Work task: Repeat the following entries exactly, excluding pictures.
Records to use Block Start
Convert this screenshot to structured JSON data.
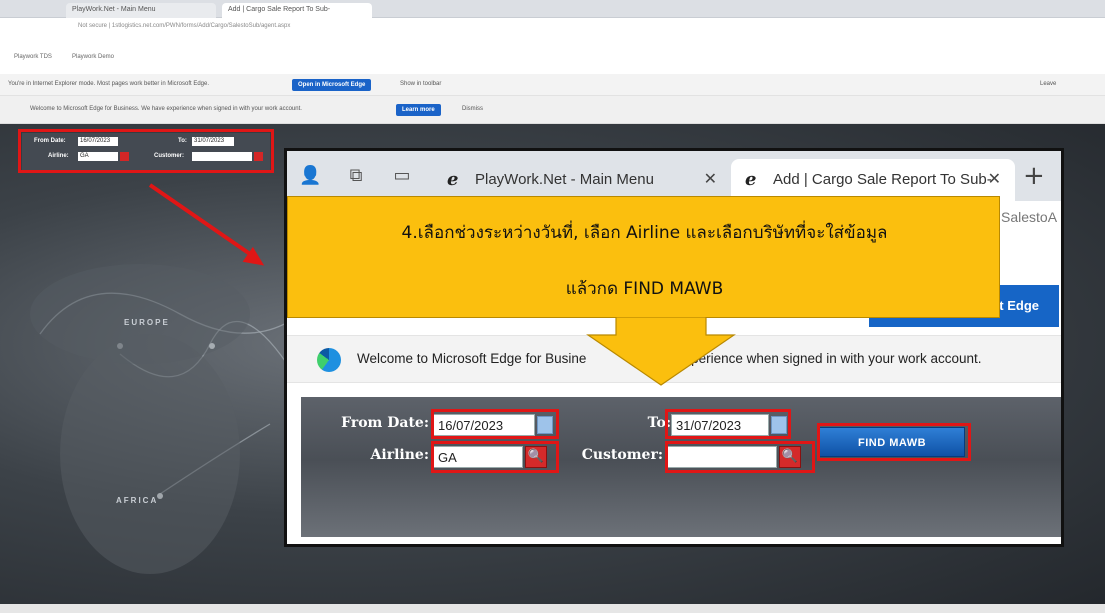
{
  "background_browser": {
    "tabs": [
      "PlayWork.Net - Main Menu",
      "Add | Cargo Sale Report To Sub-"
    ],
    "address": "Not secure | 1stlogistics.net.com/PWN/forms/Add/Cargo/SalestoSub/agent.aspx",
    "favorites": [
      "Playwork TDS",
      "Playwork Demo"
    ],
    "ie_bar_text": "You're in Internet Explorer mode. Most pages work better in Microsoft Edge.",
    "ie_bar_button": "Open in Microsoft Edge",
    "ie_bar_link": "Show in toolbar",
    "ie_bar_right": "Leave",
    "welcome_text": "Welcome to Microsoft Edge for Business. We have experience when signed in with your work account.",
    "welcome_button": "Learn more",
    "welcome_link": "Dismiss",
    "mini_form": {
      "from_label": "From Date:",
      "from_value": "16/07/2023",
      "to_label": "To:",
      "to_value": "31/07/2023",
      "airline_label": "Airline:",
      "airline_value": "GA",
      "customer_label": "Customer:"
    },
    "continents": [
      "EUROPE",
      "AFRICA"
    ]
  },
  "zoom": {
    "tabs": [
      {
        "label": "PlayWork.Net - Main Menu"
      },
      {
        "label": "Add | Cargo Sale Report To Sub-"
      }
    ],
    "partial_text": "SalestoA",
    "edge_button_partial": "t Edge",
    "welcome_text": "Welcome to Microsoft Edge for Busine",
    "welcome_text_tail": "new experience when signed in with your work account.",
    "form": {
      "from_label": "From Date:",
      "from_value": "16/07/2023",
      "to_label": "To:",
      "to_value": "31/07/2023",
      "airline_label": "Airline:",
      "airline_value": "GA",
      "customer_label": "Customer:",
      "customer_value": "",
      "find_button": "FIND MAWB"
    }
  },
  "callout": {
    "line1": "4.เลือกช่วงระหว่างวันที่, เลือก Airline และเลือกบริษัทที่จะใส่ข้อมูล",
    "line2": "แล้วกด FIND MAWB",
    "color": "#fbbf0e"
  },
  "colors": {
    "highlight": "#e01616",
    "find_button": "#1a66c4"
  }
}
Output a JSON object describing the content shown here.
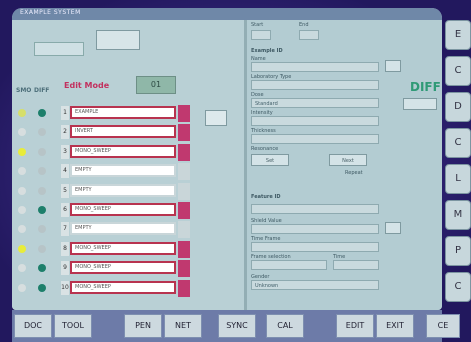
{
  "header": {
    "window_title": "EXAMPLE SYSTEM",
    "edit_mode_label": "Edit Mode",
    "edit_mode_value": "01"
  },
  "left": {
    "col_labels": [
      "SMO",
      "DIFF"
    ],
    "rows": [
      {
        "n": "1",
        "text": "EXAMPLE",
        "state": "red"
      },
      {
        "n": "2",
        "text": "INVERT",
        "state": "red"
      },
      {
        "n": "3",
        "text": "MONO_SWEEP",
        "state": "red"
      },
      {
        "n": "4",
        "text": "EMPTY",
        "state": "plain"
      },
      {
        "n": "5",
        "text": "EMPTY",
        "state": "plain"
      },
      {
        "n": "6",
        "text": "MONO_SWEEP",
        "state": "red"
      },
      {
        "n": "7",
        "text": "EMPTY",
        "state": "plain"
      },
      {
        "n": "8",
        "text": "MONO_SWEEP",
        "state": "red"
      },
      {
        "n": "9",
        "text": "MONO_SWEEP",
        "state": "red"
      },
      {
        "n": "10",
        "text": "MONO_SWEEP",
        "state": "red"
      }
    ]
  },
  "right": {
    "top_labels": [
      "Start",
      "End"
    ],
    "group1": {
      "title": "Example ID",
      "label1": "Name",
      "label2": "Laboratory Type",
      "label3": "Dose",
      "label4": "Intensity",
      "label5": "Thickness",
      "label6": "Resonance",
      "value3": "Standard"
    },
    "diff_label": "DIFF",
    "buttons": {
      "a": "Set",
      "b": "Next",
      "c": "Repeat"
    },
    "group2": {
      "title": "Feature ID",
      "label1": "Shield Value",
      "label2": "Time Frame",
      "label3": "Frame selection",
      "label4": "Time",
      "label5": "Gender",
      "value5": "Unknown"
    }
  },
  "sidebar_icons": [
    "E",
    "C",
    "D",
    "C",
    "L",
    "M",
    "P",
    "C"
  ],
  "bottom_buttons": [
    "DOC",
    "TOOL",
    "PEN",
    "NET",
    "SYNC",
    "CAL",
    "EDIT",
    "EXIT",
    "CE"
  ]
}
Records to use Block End
Solution to the exercise:
Convert this screenshot to structured JSON data.
{
  "background_browser": {
    "tabs": [
      "PlayWork.Net - Main Menu",
      "Add | Cargo Sale Report To Sub-"
    ],
    "address": "Not secure | 1stlogistics.net.com/PWN/forms/Add/Cargo/SalestoSub/agent.aspx",
    "favorites": [
      "Playwork TDS",
      "Playwork Demo"
    ],
    "ie_bar_text": "You're in Internet Explorer mode. Most pages work better in Microsoft Edge.",
    "ie_bar_button": "Open in Microsoft Edge",
    "ie_bar_link": "Show in toolbar",
    "ie_bar_right": "Leave",
    "welcome_text": "Welcome to Microsoft Edge for Business. We have experience when signed in with your work account.",
    "welcome_button": "Learn more",
    "welcome_link": "Dismiss",
    "mini_form": {
      "from_label": "From Date:",
      "from_value": "16/07/2023",
      "to_label": "To:",
      "to_value": "31/07/2023",
      "airline_label": "Airline:",
      "airline_value": "GA",
      "customer_label": "Customer:"
    },
    "continents": [
      "EUROPE",
      "AFRICA"
    ]
  },
  "zoom": {
    "tabs": [
      {
        "label": "PlayWork.Net - Main Menu"
      },
      {
        "label": "Add | Cargo Sale Report To Sub-"
      }
    ],
    "partial_text": "SalestoA",
    "edge_button_partial": "t Edge",
    "welcome_text": "Welcome to Microsoft Edge for Busine",
    "welcome_text_tail": "new experience when signed in with your work account.",
    "form": {
      "from_label": "From Date:",
      "from_value": "16/07/2023",
      "to_label": "To:",
      "to_value": "31/07/2023",
      "airline_label": "Airline:",
      "airline_value": "GA",
      "customer_label": "Customer:",
      "customer_value": "",
      "find_button": "FIND MAWB"
    }
  },
  "callout": {
    "line1": "4.เลือกช่วงระหว่างวันที่, เลือก Airline และเลือกบริษัทที่จะใส่ข้อมูล",
    "line2": "แล้วกด FIND MAWB",
    "color": "#fbbf0e"
  },
  "colors": {
    "highlight": "#e01616",
    "find_button": "#1a66c4"
  }
}
Output a JSON object describing the content shown here.
{
  "header": {
    "window_title": "EXAMPLE SYSTEM",
    "edit_mode_label": "Edit Mode",
    "edit_mode_value": "01"
  },
  "left": {
    "col_labels": [
      "SMO",
      "DIFF"
    ],
    "rows": [
      {
        "n": "1",
        "text": "EXAMPLE",
        "state": "red"
      },
      {
        "n": "2",
        "text": "INVERT",
        "state": "red"
      },
      {
        "n": "3",
        "text": "MONO_SWEEP",
        "state": "red"
      },
      {
        "n": "4",
        "text": "EMPTY",
        "state": "plain"
      },
      {
        "n": "5",
        "text": "EMPTY",
        "state": "plain"
      },
      {
        "n": "6",
        "text": "MONO_SWEEP",
        "state": "red"
      },
      {
        "n": "7",
        "text": "EMPTY",
        "state": "plain"
      },
      {
        "n": "8",
        "text": "MONO_SWEEP",
        "state": "red"
      },
      {
        "n": "9",
        "text": "MONO_SWEEP",
        "state": "red"
      },
      {
        "n": "10",
        "text": "MONO_SWEEP",
        "state": "red"
      }
    ]
  },
  "right": {
    "top_labels": [
      "Start",
      "End"
    ],
    "group1": {
      "title": "Example ID",
      "label1": "Name",
      "label2": "Laboratory Type",
      "label3": "Dose",
      "label4": "Intensity",
      "label5": "Thickness",
      "label6": "Resonance",
      "value3": "Standard"
    },
    "diff_label": "DIFF",
    "buttons": {
      "a": "Set",
      "b": "Next",
      "c": "Repeat"
    },
    "group2": {
      "title": "Feature ID",
      "label1": "Shield Value",
      "label2": "Time Frame",
      "label3": "Frame selection",
      "label4": "Time",
      "label5": "Gender",
      "value5": "Unknown"
    }
  },
  "sidebar_icons": [
    "E",
    "C",
    "D",
    "C",
    "L",
    "M",
    "P",
    "C"
  ],
  "bottom_buttons": [
    "DOC",
    "TOOL",
    "PEN",
    "NET",
    "SYNC",
    "CAL",
    "EDIT",
    "EXIT",
    "CE"
  ]
}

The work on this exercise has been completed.